Sustainable farming, initially adopted to preserve soil quality for future generations, may also play a role in maintaining a healthy climate, according to researchers at the Department of Energy's Oak Ridge and Los Alamos national laboratories. ORNL and LANL scientists are exploring the large potential of the earth's soils to sequester carbon, with estimates claiming that new land-use practices could greatly reduce U.S. carbon emissions by as much as 25 percent. But exactly which practices...

2009-01-16 11:42:56

A recent study has confirmed that although there was a large reduction of organic carbon and total nitrogen pools when prairies were first cultivated and drained, there has been no consistent pattern in these organic matter pools during the period of synthetic fertilizer use, that is, from 1957-2002."For these prairie soils, some of the best in the world, declines in organic matter from cultivation were likely completed by the 1950s, and since then organic matter pools have remained...

2008-12-09 15:43:00

Methods proven worldwide can sustain farmer profits, address hunger and malnutrition and restore ecological health KUTZTOWN, Pa., Dec. 9 /PRNewswire-USNewswire/ -- To best feed the world, a growing number of researchers, development experts, farming groups and environmentalists are calling for new emphasis on sustainable agricultural practices that make a sharp break from current policies. A newly released Rodale Institute research paper reviewing replicated research shows that the latest...
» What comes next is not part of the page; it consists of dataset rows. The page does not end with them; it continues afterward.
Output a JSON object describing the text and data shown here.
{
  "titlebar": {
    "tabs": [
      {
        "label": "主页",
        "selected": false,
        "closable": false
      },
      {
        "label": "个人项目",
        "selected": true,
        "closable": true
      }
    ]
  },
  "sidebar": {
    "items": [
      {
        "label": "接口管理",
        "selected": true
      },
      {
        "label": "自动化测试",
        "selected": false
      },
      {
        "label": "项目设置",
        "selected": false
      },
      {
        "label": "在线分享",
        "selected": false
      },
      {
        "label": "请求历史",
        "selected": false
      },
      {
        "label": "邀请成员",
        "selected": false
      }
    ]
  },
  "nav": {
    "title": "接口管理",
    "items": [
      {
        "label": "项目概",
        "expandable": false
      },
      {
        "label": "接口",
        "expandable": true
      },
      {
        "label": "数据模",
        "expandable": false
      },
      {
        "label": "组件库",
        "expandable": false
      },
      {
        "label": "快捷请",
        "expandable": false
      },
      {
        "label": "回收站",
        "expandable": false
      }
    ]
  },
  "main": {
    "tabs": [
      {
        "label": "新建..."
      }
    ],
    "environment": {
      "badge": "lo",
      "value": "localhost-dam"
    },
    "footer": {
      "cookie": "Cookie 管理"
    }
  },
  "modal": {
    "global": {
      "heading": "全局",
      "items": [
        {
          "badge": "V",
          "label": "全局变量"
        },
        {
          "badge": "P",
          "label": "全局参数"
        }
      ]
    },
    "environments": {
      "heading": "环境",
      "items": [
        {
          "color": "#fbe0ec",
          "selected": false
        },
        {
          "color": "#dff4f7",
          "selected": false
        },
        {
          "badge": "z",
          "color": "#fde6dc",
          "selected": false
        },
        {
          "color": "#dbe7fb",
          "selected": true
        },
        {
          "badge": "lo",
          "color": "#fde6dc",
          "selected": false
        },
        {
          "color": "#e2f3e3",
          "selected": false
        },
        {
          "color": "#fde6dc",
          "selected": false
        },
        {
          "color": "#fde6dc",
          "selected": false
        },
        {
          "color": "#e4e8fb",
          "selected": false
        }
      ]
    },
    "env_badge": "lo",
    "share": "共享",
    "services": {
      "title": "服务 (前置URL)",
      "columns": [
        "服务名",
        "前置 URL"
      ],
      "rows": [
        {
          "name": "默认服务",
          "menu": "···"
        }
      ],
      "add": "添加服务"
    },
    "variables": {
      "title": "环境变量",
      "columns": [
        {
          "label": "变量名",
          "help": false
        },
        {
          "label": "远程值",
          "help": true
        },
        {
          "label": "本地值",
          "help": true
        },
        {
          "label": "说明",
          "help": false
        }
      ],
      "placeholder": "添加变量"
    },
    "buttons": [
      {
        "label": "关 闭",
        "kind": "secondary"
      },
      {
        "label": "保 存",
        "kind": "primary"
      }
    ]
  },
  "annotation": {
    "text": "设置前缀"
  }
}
Word of the Day
tessitura
  • The prevailing range of a vocal or instrumental part, within which most of the tones lie.
This word is Italian in origin and comes from the Latin 'textura,' web, structure.